Scream Factory has added a nifty pair of fea­turettes to enhance the extras sec­tion here.  “Feminine Fantastique” is a 10-min­ute short from Daniel Griffith about the his­to­ry of The Vampire Lovers that includes input from Hammer expert Ted Newsom, gen­re crit­ics David J. Skal and Kim Newman and more.  It packs a lot of info into ten tight­ly-paced min­utes, cov­er­ing pro­duc­tion info as well as its con­text in the his­to­ry of Hammer.  Surprisingly, the most inter­est­ing com­ments come from a new face: John-Paul Checkett offers a fas­ci­nat­ing read of both “Carmilla” and how this film adapts it.

The oth­er fea­turet­te is “Madeline Smith: Vampire Lover!”  As the title sug­gest, it’s an inter­view with for­mer ingénue who made her debut as Ingrid Pitt’s key tar­get in this film.  Smith offers a fond, sly­ly humor­ous com­men­tary on her mem­o­ries of the film, includ­ing how she dealt with the required nudi­ty (there’s a fun­ny anec­dote about how she “built up” her bust for the role), what it was like to work with Pitt and direc­tor Baker and her cri­tique of her own work.  She’s a delight to lis­ten to and fans will def­i­nite­ly enjoy hear­ing her thoughts.

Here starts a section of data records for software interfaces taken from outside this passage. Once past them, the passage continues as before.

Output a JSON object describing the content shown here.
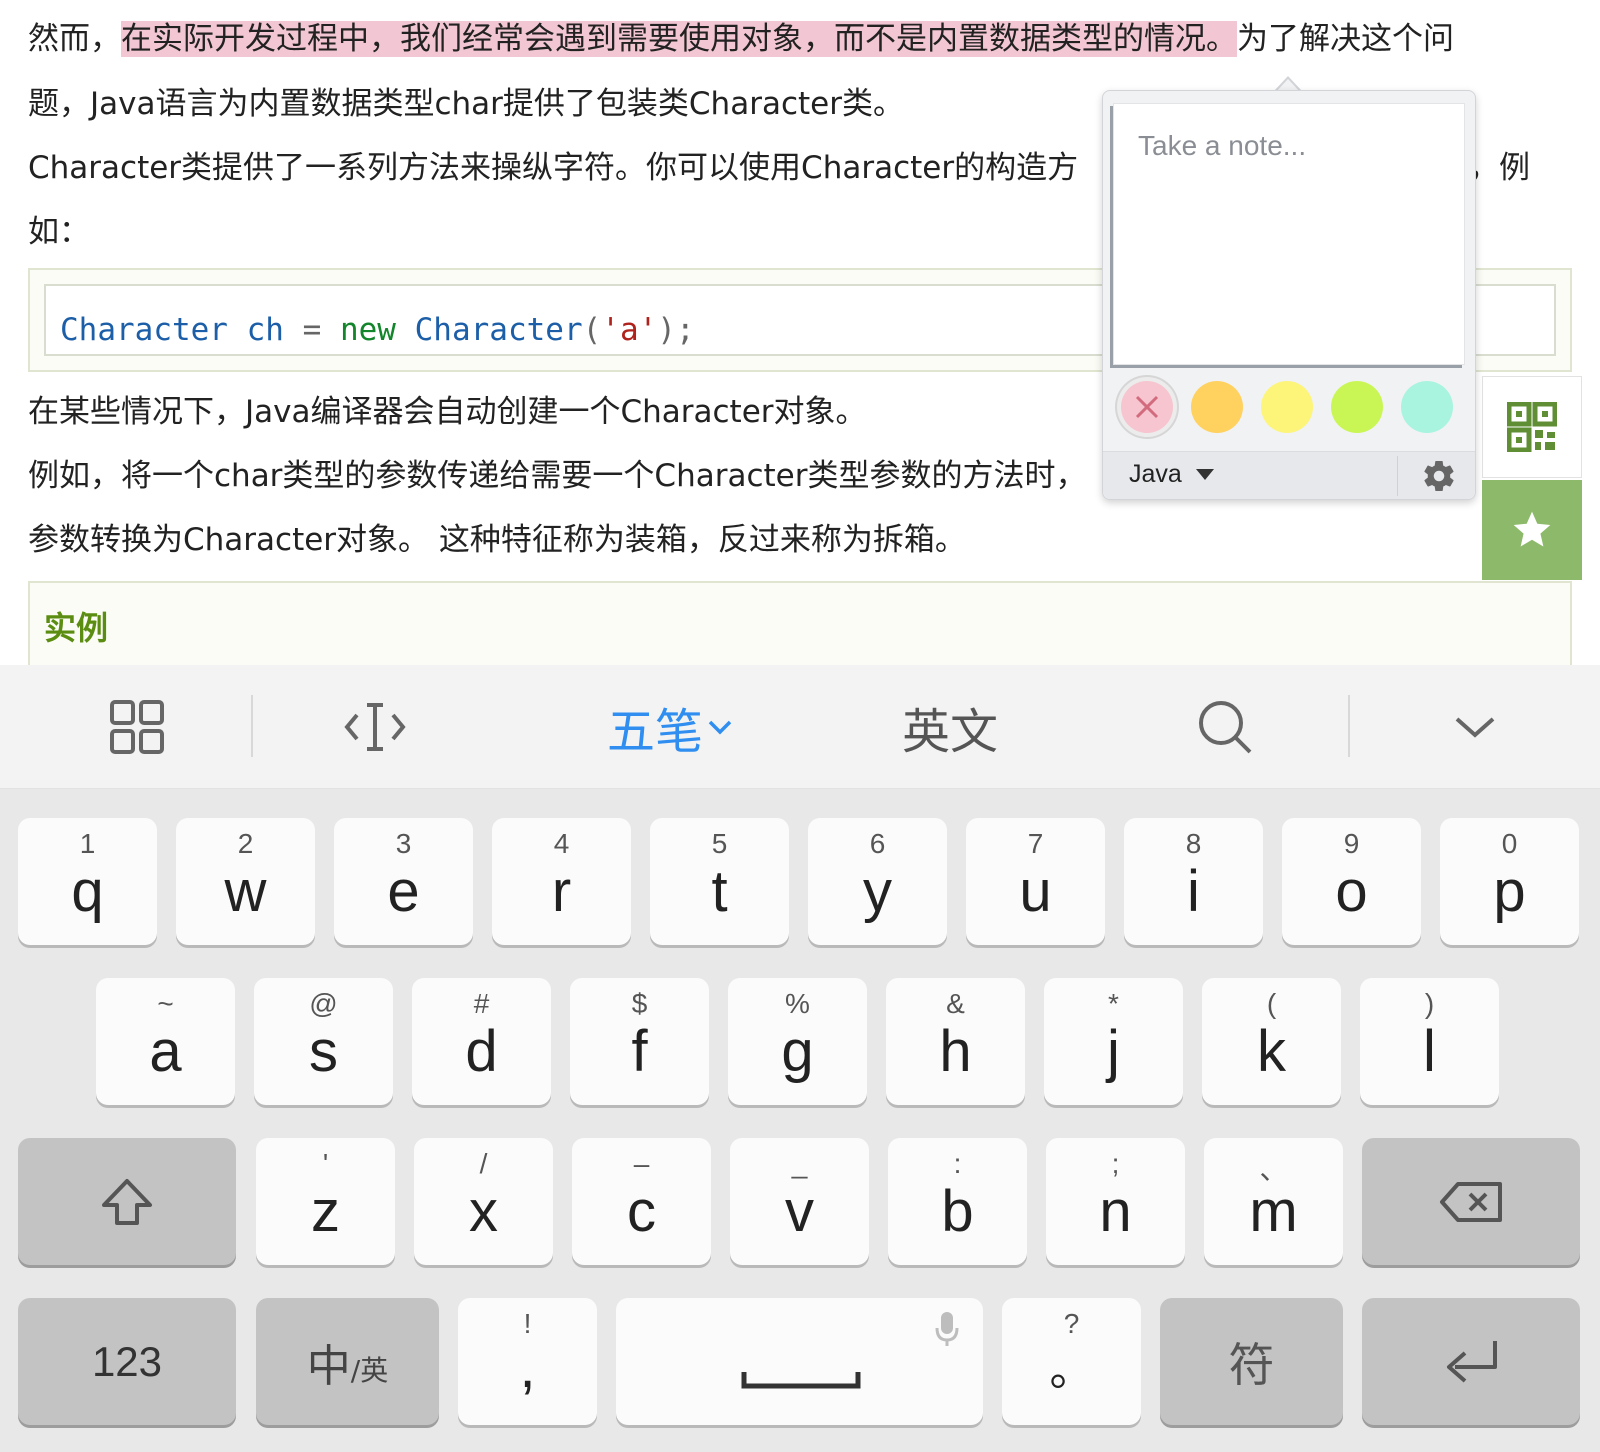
{
  "article": {
    "p1_pre": "然而，",
    "p1_highlight": "在实际开发过程中，我们经常会遇到需要使用对象，而不是内置数据类型的情况。",
    "p1_post": "为了解决这个问",
    "p2": "题，Java语言为内置数据类型char提供了包装类Character类。",
    "p3_left": "Character类提供了一系列方法来操纵字符。你可以使用Character的构造方",
    "p3_right": "，例",
    "p4": "如：",
    "code": {
      "t1": "Character",
      "t2": " ch ",
      "op": "=",
      "kw": " new ",
      "t3": "Character",
      "p1": "(",
      "str": "'a'",
      "p2": ");"
    },
    "p5": "在某些情况下，Java编译器会自动创建一个Character对象。",
    "p6": "例如，将一个char类型的参数传递给需要一个Character类型参数的方法时，",
    "p7": "参数转换为Character对象。 这种特征称为装箱，反过来称为拆箱。",
    "example_title": "实例"
  },
  "note_popup": {
    "placeholder": "Take a note...",
    "notebook": "Java",
    "colors": [
      "#f6c5cf",
      "#ffd15f",
      "#fdf47a",
      "#c9f654",
      "#a8f4df"
    ],
    "selected_color_index": 0
  },
  "keyboard": {
    "toolbar": {
      "input_mode": "五笔",
      "english": "英文"
    },
    "row1": [
      {
        "sub": "1",
        "main": "q"
      },
      {
        "sub": "2",
        "main": "w"
      },
      {
        "sub": "3",
        "main": "e"
      },
      {
        "sub": "4",
        "main": "r"
      },
      {
        "sub": "5",
        "main": "t"
      },
      {
        "sub": "6",
        "main": "y"
      },
      {
        "sub": "7",
        "main": "u"
      },
      {
        "sub": "8",
        "main": "i"
      },
      {
        "sub": "9",
        "main": "o"
      },
      {
        "sub": "0",
        "main": "p"
      }
    ],
    "row2": [
      {
        "sub": "~",
        "main": "a"
      },
      {
        "sub": "@",
        "main": "s"
      },
      {
        "sub": "#",
        "main": "d"
      },
      {
        "sub": "$",
        "main": "f"
      },
      {
        "sub": "%",
        "main": "g"
      },
      {
        "sub": "&",
        "main": "h"
      },
      {
        "sub": "*",
        "main": "j"
      },
      {
        "sub": "(",
        "main": "k"
      },
      {
        "sub": ")",
        "main": "l"
      }
    ],
    "row3": [
      {
        "sub": "'",
        "main": "z"
      },
      {
        "sub": "/",
        "main": "x"
      },
      {
        "sub": "–",
        "main": "c"
      },
      {
        "sub": "_",
        "main": "v"
      },
      {
        "sub": ":",
        "main": "b"
      },
      {
        "sub": ";",
        "main": "n"
      },
      {
        "sub": "、",
        "main": "m"
      }
    ],
    "bottom": {
      "num_label": "123",
      "lang_main": "中",
      "lang_sub": "/英",
      "comma_sub": "!",
      "comma_main": ",",
      "period_sub": "?",
      "period_main": "。",
      "symbols_label": "符"
    }
  }
}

The Scream Factory extras are round­ed out by a new ani­mat­ed gallery of images, also han­dled by Daniel Griffith, that includes stills, ads, behind-the-sce­nes pho­tos and pub­lic­i­ty images.  Fans of the film will be pleased by the inclu­sion of sev­er­al stun­ning images of Pitt in a diaphanous black gown.  There is also a radio ad from the film’s U.S. release that trum­pets the adults-only nature of its R-rat­ing, which was a bit of a nov­el­ty in 1970.

All in all, Scream Factory has done fine work here and Hammer fans will enjoy this addi­tion to the slow­ly but sure­ly grow­ing reper­toire of Hammer on blu-ray.